Study: Immunotherapy Following Chemotherapy Shows Extended Survival of Patients with Advanced Urothelial Cancer

June 2, 2020
Aislinn Antrim, Assistant Editor

This study was the first to demonstrate efficacy of front-line treatment in the period after initial chemotherapy.

Study results presented during the virtual science program at the 2020 American Society of Clinical Oncology (ASCO) Annual Meeting found that the immunotherapy drug avelumab improved overall survival of patients with advanced urothelial cancer by 7.1 months more than the best supportive care following chemotherapy.

According to researchers, these results are the largest survival benefit seen to date in this patient population in the maintenance setting. Bladder cancer is among the top 10 causes of cancer-related deaths in the United States, and this study was the first to demonstrate efficacy of front-line treatment in the period after initial chemotherapy.

According to the study results, when combined with best supportive care, avelumab resulted in a median overall survival of 21.4 months compared with 14.3 months for best supportive care alone.

Avelumab is a checkpoint inhibitor monotherapy that functions by blocking the programmed death-ligand 1 (PD-L1) protein on the surface of cancer cells. Once those proteins are blocked, the body is better able to identify and target those cancer cells.

“The maintenance setting is an attractive time for using a checkpoint inhibitor,” said Thomas Powles, MD, director of Barts Cancer Centre in London, in a statement. “Patients have gone through chemotherapy and the disease is under control. But instead of waiting for disease to progress after chemotherapy—which is will quickly do in patients with advanced urothelial cancer—adding avelumab significantly improves survival.”

Participants in the trial had unresectable locally advanced or metastatic urothelial carcinoma, with no disease progression following chemotherapy.

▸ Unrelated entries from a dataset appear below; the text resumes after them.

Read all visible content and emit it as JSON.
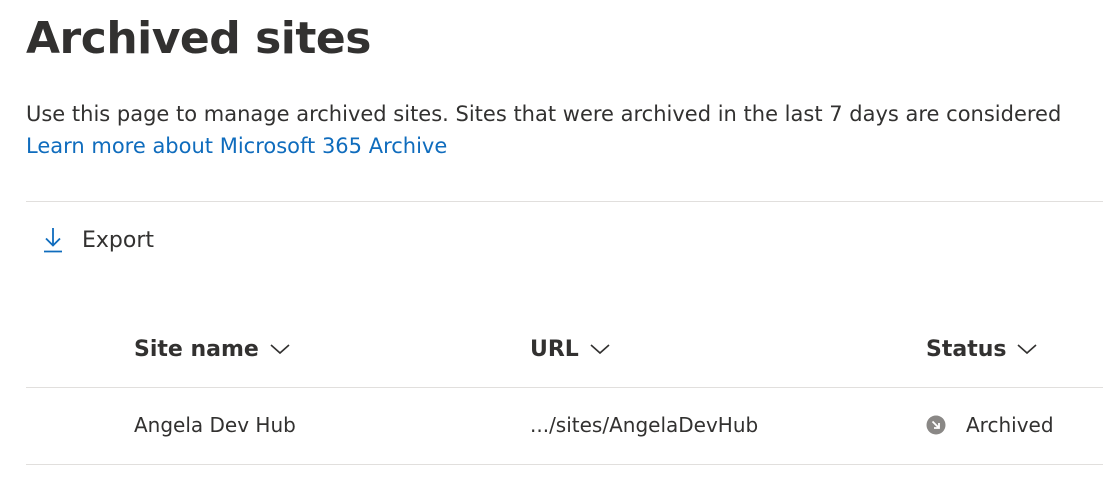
{
  "page": {
    "title": "Archived sites",
    "description": "Use this page to manage archived sites. Sites that were archived in the last 7 days are considered",
    "learn_more_link": "Learn more about Microsoft 365 Archive"
  },
  "toolbar": {
    "export_label": "Export",
    "export_icon": "download-arrow-icon"
  },
  "table": {
    "columns": [
      {
        "label": "Site name",
        "icon": "chevron-down-icon"
      },
      {
        "label": "URL",
        "icon": "chevron-down-icon"
      },
      {
        "label": "Status",
        "icon": "chevron-down-icon"
      }
    ],
    "rows": [
      {
        "site_name": "Angela Dev Hub",
        "url": ".../sites/AngelaDevHub",
        "status": "Archived",
        "status_icon": "archived-status-icon"
      }
    ]
  },
  "colors": {
    "text": "#323130",
    "link": "#0f6cbd",
    "divider": "#e1dfdd",
    "status_icon": "#8a8886"
  }
}
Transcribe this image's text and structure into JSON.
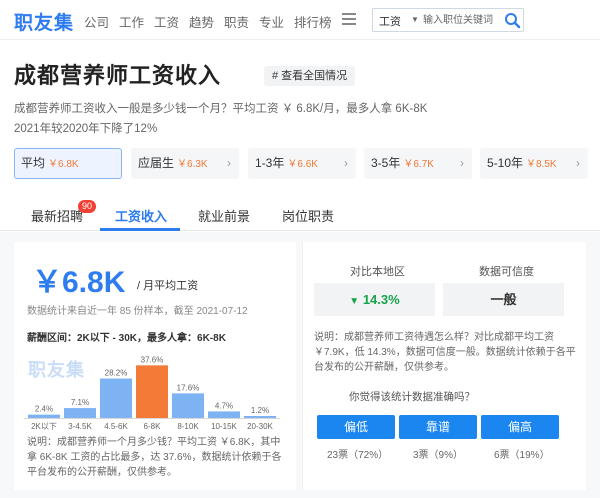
{
  "nav": {
    "logo": "职友集",
    "items": [
      "公司",
      "工作",
      "工资",
      "趋势",
      "职责",
      "专业",
      "排行榜"
    ],
    "search_category": "工资",
    "search_placeholder": "输入职位关键词"
  },
  "header": {
    "title": "成都营养师工资收入",
    "national_button": "# 查看全国情况",
    "summary_line1": "成都营养师工资收入一般是多少钱一个月？平均工资 ￥ 6.8K/月，最多人拿 6K-8K",
    "summary_line2": "2021年较2020年下降了12%"
  },
  "experience": [
    {
      "label": "平均",
      "value": "￥6.8K",
      "active": true
    },
    {
      "label": "应届生",
      "value": "￥6.3K",
      "active": false
    },
    {
      "label": "1-3年",
      "value": "￥6.6K",
      "active": false
    },
    {
      "label": "3-5年",
      "value": "￥6.7K",
      "active": false
    },
    {
      "label": "5-10年",
      "value": "￥8.5K",
      "active": false
    }
  ],
  "tabs": [
    {
      "label": "最新招聘",
      "badge": "90"
    },
    {
      "label": "工资收入",
      "active": true
    },
    {
      "label": "就业前景"
    },
    {
      "label": "岗位职责"
    }
  ],
  "salary": {
    "amount": "￥6.8K",
    "unit": "/ 月平均工资",
    "stat_note": "数据统计来自近一年 85 份样本，截至 2021-07-12",
    "range_label": "薪酬区间：",
    "range_value": "2K以下 - 30K，最多人拿：",
    "range_most": "6K-8K",
    "watermark": "职友集",
    "description": "说明：成都营养师一个月多少钱？平均工资 ￥6.8K，其中拿 6K-8K 工资的占比最多，达 37.6%，数据统计依赖于各平台发布的公开薪酬，仅供参考。"
  },
  "chart_data": {
    "type": "bar",
    "categories": [
      "2K以下",
      "3-4.5K",
      "4.5-6K",
      "6-8K",
      "8-10K",
      "10-15K",
      "20-30K"
    ],
    "values": [
      2.4,
      7.1,
      28.2,
      37.6,
      17.6,
      4.7,
      1.2
    ],
    "value_labels": [
      "2.4%",
      "7.1%",
      "28.2%",
      "37.6%",
      "17.6%",
      "4.7%",
      "1.2%"
    ],
    "highlight_index": 3,
    "colors": {
      "normal": "#7db3f3",
      "highlight": "#f47a37"
    },
    "ylim": [
      0,
      40
    ]
  },
  "comparison": {
    "local_label": "对比本地区",
    "local_value": "14.3%",
    "local_arrow": "▼",
    "reliability_label": "数据可信度",
    "reliability_value": "一般",
    "description": "说明：成都营养师工资待遇怎么样？对比成都平均工资 ￥7.9K，低 14.3%，数据可信度一般。数据统计依赖于各平台发布的公开薪酬，仅供参考。",
    "question": "你觉得该统计数据准确吗？",
    "votes": [
      {
        "label": "偏低",
        "count": "23票（72%）"
      },
      {
        "label": "靠谱",
        "count": "3票（9%）"
      },
      {
        "label": "偏高",
        "count": "6票（19%）"
      }
    ]
  },
  "colors": {
    "brand": "#2d7cf0",
    "accent": "#f07a36",
    "good": "#17a34a",
    "vote": "#1b86f0"
  }
}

Of the 700 participants, 350 were randomized to receive maintenance avelumab with best supportive care while the other half received best supportive care alone. Approximately half (51%) had tumors that were positive for PD-L1.

In addition to the overall responses, the investigators examined responses in the group of patients with tumors that were positive for PD-L1. According to the press release, avelumab plus best supportive care significantly prolonged overall survival in this group, with a median overall survival not yet established. The median overall survival was 17.1 months for patients who received best supportive care alone.

Finally, the researchers noted that progression-free survival was better with avelumab and best supportive care for all patients and those with PD-L1-positive tumors, compared with best supportive care alone.

“In urothelial cancer, patients have high PD-L1 expression and high tumor mutational burden,” Powles said. “Response rates associated with immune therapy are pretty high. This means that checkpoint inhibitors can work quite well in urothelial cancer.”

Grade 3 or higher adverse events occurred in 47.4% of the patients who received avelumab plus best supportive care, compared to 25.2% in those who received best supportive care alone. The most common grade 3 or higher adverse events were urinary tract infection, anemia, hematuria, fatigue, and back pain.

REFERENCE

Immunotherapy Following Chemotherapy Offers Extended Survival to Patients with Advanced Urothelial Cancer [news release]. American Society of Clinical Oncology; May 28, 2020. https://www.asco.org/about-asco/press-center/news-releases/immunotherapy-following-chemotherapy-offers-extended-survival. Accessed June 2, 2020.